Excerpted data:
........

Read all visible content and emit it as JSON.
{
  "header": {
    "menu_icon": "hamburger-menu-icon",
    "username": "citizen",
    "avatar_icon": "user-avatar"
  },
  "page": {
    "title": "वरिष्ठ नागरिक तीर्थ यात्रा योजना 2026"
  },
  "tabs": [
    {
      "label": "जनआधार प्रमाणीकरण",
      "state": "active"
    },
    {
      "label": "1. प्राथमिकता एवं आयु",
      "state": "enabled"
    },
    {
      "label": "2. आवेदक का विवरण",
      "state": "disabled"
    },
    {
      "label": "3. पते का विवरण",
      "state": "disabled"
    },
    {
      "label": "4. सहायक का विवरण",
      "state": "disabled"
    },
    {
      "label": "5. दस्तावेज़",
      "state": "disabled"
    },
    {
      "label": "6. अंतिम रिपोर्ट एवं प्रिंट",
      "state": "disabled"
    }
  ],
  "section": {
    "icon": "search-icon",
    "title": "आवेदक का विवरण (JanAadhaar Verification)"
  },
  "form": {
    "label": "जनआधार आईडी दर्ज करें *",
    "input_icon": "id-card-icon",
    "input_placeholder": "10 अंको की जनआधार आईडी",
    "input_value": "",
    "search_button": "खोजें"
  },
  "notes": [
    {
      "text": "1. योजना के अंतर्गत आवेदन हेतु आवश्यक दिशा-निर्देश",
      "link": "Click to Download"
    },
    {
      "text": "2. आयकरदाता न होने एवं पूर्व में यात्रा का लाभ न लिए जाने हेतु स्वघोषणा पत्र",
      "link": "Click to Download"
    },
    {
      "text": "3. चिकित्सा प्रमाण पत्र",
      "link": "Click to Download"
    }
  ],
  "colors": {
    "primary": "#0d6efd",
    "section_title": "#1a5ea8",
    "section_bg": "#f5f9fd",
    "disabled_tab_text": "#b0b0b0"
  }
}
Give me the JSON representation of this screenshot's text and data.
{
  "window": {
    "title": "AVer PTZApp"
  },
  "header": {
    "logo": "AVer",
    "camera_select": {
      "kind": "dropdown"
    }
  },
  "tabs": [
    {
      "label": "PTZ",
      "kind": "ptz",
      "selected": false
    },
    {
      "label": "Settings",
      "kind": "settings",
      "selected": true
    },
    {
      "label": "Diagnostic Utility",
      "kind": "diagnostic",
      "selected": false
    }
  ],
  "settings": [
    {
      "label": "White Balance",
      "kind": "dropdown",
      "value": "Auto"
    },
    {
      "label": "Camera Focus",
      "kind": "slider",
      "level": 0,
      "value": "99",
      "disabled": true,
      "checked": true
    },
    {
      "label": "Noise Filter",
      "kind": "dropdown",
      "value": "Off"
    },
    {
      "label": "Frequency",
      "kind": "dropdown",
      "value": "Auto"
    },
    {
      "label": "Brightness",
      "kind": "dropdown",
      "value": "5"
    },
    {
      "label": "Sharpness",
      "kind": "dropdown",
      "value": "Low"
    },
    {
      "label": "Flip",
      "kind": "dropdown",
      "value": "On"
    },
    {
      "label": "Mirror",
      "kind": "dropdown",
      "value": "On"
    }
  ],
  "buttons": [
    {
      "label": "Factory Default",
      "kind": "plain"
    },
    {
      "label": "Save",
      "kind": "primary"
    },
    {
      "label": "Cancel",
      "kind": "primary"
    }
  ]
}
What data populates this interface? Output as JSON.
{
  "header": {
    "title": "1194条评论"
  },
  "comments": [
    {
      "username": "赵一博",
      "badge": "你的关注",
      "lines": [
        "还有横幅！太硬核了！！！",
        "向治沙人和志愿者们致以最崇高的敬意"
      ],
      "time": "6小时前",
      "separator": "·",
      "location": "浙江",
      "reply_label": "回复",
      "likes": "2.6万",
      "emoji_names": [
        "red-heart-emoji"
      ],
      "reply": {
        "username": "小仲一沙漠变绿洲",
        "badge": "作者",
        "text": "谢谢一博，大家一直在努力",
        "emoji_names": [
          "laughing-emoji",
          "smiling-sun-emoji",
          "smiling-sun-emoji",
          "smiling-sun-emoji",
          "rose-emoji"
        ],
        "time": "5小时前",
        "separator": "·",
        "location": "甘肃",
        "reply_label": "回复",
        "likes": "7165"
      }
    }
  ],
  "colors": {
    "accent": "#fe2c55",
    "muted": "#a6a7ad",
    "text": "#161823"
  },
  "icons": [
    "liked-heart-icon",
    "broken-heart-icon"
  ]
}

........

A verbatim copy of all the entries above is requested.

Solution to this problem:
Read all visible content and emit it as JSON.
{
  "header": {
    "menu_icon": "hamburger-menu-icon",
    "username": "citizen",
    "avatar_icon": "user-avatar"
  },
  "page": {
    "title": "वरिष्ठ नागरिक तीर्थ यात्रा योजना 2026"
  },
  "tabs": [
    {
      "label": "जनआधार प्रमाणीकरण",
      "state": "active"
    },
    {
      "label": "1. प्राथमिकता एवं आयु",
      "state": "enabled"
    },
    {
      "label": "2. आवेदक का विवरण",
      "state": "disabled"
    },
    {
      "label": "3. पते का विवरण",
      "state": "disabled"
    },
    {
      "label": "4. सहायक का विवरण",
      "state": "disabled"
    },
    {
      "label": "5. दस्तावेज़",
      "state": "disabled"
    },
    {
      "label": "6. अंतिम रिपोर्ट एवं प्रिंट",
      "state": "disabled"
    }
  ],
  "section": {
    "icon": "search-icon",
    "title": "आवेदक का विवरण (JanAadhaar Verification)"
  },
  "form": {
    "label": "जनआधार आईडी दर्ज करें *",
    "input_icon": "id-card-icon",
    "input_placeholder": "10 अंको की जनआधार आईडी",
    "input_value": "",
    "search_button": "खोजें"
  },
  "notes": [
    {
      "text": "1. योजना के अंतर्गत आवेदन हेतु आवश्यक दिशा-निर्देश",
      "link": "Click to Download"
    },
    {
      "text": "2. आयकरदाता न होने एवं पूर्व में यात्रा का लाभ न लिए जाने हेतु स्वघोषणा पत्र",
      "link": "Click to Download"
    },
    {
      "text": "3. चिकित्सा प्रमाण पत्र",
      "link": "Click to Download"
    }
  ],
  "colors": {
    "primary": "#0d6efd",
    "section_title": "#1a5ea8",
    "section_bg": "#f5f9fd",
    "disabled_tab_text": "#b0b0b0"
  }
}
Give me the JSON representation of this screenshot's text and data.
{
  "window": {
    "title": "AVer PTZApp"
  },
  "header": {
    "logo": "AVer",
    "camera_select": {
      "kind": "dropdown"
    }
  },
  "tabs": [
    {
      "label": "PTZ",
      "kind": "ptz",
      "selected": false
    },
    {
      "label": "Settings",
      "kind": "settings",
      "selected": true
    },
    {
      "label": "Diagnostic Utility",
      "kind": "diagnostic",
      "selected": false
    }
  ],
  "settings": [
    {
      "label": "White Balance",
      "kind": "dropdown",
      "value": "Auto"
    },
    {
      "label": "Camera Focus",
      "kind": "slider",
      "level": 0,
      "value": "99",
      "disabled": true,
      "checked": true
    },
    {
      "label": "Noise Filter",
      "kind": "dropdown",
      "value": "Off"
    },
    {
      "label": "Frequency",
      "kind": "dropdown",
      "value": "Auto"
    },
    {
      "label": "Brightness",
      "kind": "dropdown",
      "value": "5"
    },
    {
      "label": "Sharpness",
      "kind": "dropdown",
      "value": "Low"
    },
    {
      "label": "Flip",
      "kind": "dropdown",
      "value": "On"
    },
    {
      "label": "Mirror",
      "kind": "dropdown",
      "value": "On"
    }
  ],
  "buttons": [
    {
      "label": "Factory Default",
      "kind": "plain"
    },
    {
      "label": "Save",
      "kind": "primary"
    },
    {
      "label": "Cancel",
      "kind": "primary"
    }
  ]
}
What data populates this interface? Output as JSON.
{
  "header": {
    "title": "1194条评论"
  },
  "comments": [
    {
      "username": "赵一博",
      "badge": "你的关注",
      "lines": [
        "还有横幅！太硬核了！！！",
        "向治沙人和志愿者们致以最崇高的敬意"
      ],
      "time": "6小时前",
      "separator": "·",
      "location": "浙江",
      "reply_label": "回复",
      "likes": "2.6万",
      "emoji_names": [
        "red-heart-emoji"
      ],
      "reply": {
        "username": "小仲一沙漠变绿洲",
        "badge": "作者",
        "text": "谢谢一博，大家一直在努力",
        "emoji_names": [
          "laughing-emoji",
          "smiling-sun-emoji",
          "smiling-sun-emoji",
          "smiling-sun-emoji",
          "rose-emoji"
        ],
        "time": "5小时前",
        "separator": "·",
        "location": "甘肃",
        "reply_label": "回复",
        "likes": "7165"
      }
    }
  ],
  "colors": {
    "accent": "#fe2c55",
    "muted": "#a6a7ad",
    "text": "#161823"
  },
  "icons": [
    "liked-heart-icon",
    "broken-heart-icon"
  ]
}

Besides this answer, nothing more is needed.